ABOUT THIS EXERCISE => Could each record be written out again exactly as it stands?

(Data entries)
:::::
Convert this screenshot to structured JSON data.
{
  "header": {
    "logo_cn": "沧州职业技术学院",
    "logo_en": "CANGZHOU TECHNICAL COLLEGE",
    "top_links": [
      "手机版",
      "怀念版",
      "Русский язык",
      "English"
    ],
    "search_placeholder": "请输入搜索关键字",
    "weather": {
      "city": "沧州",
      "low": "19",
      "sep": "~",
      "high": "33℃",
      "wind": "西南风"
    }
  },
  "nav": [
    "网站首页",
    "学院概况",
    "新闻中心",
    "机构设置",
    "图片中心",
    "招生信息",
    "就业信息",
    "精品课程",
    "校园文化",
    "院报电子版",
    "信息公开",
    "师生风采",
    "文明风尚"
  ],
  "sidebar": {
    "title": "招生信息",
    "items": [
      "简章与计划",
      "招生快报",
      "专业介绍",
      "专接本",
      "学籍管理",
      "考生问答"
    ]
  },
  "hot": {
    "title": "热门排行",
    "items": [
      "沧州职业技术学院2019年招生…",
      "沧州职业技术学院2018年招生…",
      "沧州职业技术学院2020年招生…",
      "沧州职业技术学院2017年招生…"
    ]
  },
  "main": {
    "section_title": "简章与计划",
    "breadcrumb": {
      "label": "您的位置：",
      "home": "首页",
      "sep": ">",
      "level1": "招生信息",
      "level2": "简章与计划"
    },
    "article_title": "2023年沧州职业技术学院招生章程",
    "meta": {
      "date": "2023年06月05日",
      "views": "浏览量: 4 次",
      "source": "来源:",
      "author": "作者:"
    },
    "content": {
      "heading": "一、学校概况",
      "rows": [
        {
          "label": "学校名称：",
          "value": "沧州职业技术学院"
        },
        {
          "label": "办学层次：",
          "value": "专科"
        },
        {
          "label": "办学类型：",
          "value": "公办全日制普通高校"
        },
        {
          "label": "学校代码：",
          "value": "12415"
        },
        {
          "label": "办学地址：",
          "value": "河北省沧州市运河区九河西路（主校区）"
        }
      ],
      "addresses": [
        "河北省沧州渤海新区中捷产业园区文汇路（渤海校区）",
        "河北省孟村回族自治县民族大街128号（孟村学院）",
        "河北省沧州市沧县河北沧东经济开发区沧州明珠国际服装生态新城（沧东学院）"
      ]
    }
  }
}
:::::
RESULT FOR THIS EXERCISE =>
Convert this screenshot to structured JSON data.
{
  "header": {
    "logo_cn": "沧州职业技术学院",
    "logo_en": "CANGZHOU TECHNICAL COLLEGE",
    "top_links": [
      "手机版",
      "怀念版",
      "Русский язык",
      "English"
    ],
    "search_placeholder": "请输入搜索关键字",
    "weather": {
      "city": "沧州",
      "low": "19",
      "sep": "~",
      "high": "33℃",
      "wind": "西南风"
    }
  },
  "nav": [
    "网站首页",
    "学院概况",
    "新闻中心",
    "机构设置",
    "图片中心",
    "招生信息",
    "就业信息",
    "精品课程",
    "校园文化",
    "院报电子版",
    "信息公开",
    "师生风采",
    "文明风尚"
  ],
  "sidebar": {
    "title": "招生信息",
    "items": [
      "简章与计划",
      "招生快报",
      "专业介绍",
      "专接本",
      "学籍管理",
      "考生问答"
    ]
  },
  "hot": {
    "title": "热门排行",
    "items": [
      "沧州职业技术学院2019年招生…",
      "沧州职业技术学院2018年招生…",
      "沧州职业技术学院2020年招生…",
      "沧州职业技术学院2017年招生…"
    ]
  },
  "main": {
    "section_title": "简章与计划",
    "breadcrumb": {
      "label": "您的位置：",
      "home": "首页",
      "sep": ">",
      "level1": "招生信息",
      "level2": "简章与计划"
    },
    "article_title": "2023年沧州职业技术学院招生章程",
    "meta": {
      "date": "2023年06月05日",
      "views": "浏览量: 4 次",
      "source": "来源:",
      "author": "作者:"
    },
    "content": {
      "heading": "一、学校概况",
      "rows": [
        {
          "label": "学校名称：",
          "value": "沧州职业技术学院"
        },
        {
          "label": "办学层次：",
          "value": "专科"
        },
        {
          "label": "办学类型：",
          "value": "公办全日制普通高校"
        },
        {
          "label": "学校代码：",
          "value": "12415"
        },
        {
          "label": "办学地址：",
          "value": "河北省沧州市运河区九河西路（主校区）"
        }
      ],
      "addresses": [
        "河北省沧州渤海新区中捷产业园区文汇路（渤海校区）",
        "河北省孟村回族自治县民族大街128号（孟村学院）",
        "河北省沧州市沧县河北沧东经济开发区沧州明珠国际服装生态新城（沧东学院）"
      ]
    }
  }
}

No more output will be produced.